[Data supplied]
········

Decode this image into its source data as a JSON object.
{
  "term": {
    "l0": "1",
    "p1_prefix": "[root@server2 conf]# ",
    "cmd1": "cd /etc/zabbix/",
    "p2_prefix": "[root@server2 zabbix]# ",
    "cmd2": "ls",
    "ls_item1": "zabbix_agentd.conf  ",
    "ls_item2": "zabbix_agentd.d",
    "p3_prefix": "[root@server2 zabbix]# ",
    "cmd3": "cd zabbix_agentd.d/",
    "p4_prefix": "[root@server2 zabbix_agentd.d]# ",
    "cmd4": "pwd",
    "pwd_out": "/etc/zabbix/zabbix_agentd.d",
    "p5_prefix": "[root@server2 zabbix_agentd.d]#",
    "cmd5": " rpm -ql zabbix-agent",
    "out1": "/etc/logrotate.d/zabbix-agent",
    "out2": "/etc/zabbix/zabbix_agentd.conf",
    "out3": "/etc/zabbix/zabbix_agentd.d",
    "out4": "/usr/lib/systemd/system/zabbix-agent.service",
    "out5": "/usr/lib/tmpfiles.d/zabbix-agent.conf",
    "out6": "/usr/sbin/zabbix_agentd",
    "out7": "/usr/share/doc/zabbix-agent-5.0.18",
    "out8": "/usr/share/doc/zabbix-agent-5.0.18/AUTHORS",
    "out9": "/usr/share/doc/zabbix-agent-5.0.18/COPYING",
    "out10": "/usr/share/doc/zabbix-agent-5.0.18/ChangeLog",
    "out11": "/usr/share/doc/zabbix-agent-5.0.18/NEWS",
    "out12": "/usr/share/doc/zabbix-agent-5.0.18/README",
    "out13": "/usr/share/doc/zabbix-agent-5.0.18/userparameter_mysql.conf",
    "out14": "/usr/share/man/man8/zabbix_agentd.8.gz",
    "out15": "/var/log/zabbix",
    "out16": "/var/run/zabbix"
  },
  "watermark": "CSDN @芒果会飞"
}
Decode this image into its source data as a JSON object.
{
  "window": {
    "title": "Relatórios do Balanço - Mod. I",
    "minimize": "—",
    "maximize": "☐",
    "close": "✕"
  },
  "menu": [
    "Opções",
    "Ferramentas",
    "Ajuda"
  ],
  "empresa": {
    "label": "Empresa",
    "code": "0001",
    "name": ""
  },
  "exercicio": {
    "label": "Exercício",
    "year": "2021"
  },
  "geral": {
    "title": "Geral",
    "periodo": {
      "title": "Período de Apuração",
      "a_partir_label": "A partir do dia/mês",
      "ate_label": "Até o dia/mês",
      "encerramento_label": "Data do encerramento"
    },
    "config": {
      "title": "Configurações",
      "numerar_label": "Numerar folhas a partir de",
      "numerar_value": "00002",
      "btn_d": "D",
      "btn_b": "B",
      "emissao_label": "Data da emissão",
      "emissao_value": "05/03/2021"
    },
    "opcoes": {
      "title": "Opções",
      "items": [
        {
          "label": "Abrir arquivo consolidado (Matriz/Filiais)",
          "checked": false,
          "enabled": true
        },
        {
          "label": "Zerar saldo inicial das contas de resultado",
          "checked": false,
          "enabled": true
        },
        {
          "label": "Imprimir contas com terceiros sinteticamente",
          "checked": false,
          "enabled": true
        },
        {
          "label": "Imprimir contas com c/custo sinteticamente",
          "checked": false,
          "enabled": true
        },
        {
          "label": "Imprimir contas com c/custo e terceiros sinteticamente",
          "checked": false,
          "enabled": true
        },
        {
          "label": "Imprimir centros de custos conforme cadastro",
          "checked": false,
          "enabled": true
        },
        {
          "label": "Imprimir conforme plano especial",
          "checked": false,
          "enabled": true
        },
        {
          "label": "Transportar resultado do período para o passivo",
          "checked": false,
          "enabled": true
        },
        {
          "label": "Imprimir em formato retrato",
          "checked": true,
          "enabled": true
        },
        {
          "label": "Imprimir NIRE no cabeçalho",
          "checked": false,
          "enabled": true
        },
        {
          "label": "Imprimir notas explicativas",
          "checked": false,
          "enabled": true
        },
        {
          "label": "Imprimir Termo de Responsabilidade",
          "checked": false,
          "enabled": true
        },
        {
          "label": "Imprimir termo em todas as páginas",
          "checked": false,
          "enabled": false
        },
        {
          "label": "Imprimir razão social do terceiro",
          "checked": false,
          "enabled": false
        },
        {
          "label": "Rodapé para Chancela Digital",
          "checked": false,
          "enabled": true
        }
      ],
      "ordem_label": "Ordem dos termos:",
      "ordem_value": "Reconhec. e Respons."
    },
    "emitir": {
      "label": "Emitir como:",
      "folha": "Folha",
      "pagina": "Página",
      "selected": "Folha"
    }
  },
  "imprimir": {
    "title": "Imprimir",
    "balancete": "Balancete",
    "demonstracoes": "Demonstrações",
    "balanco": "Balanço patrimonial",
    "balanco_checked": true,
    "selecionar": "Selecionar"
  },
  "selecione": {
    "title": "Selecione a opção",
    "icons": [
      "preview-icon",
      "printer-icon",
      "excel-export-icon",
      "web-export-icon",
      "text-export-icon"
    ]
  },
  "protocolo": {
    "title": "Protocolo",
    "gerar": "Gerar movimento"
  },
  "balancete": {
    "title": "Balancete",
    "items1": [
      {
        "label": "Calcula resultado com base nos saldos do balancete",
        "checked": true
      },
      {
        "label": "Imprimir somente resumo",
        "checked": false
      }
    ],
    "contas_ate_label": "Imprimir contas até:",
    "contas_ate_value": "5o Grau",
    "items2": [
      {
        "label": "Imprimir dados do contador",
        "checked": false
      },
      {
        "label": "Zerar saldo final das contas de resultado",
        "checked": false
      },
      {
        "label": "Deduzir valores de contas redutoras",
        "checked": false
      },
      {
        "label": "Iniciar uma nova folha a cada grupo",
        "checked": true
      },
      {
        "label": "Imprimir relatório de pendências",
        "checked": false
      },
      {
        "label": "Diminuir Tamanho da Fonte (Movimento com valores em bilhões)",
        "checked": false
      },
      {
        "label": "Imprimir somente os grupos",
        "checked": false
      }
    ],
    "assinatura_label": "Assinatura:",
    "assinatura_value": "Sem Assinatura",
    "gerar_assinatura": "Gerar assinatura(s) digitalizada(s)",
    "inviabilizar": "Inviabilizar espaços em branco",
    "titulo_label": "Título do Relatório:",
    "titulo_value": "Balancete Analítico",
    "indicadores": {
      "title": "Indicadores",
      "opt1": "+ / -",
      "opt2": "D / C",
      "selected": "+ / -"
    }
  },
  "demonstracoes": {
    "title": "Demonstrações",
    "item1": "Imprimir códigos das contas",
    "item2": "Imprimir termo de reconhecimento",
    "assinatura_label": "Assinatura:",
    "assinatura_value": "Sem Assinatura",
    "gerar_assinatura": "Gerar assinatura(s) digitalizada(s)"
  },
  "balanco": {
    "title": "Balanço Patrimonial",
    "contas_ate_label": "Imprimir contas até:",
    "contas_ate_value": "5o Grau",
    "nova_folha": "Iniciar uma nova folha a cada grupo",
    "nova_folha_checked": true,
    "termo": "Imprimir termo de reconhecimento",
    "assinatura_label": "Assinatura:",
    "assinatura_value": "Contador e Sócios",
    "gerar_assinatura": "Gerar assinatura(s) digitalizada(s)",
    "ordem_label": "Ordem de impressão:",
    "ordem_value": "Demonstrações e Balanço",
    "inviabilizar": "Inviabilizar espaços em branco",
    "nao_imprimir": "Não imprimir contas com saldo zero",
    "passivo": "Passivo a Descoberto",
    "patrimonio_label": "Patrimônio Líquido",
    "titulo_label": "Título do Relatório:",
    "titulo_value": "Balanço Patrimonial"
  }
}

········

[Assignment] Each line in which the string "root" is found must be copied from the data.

[Your solution]
    "p1_prefix": "[root@server2 conf]# ",
    "p2_prefix": "[root@server2 zabbix]# ",
    "p3_prefix": "[root@server2 zabbix]# ",
    "p4_prefix": "[root@server2 zabbix_agentd.d]# ",
    "p5_prefix": "[root@server2 zabbix_agentd.d]#",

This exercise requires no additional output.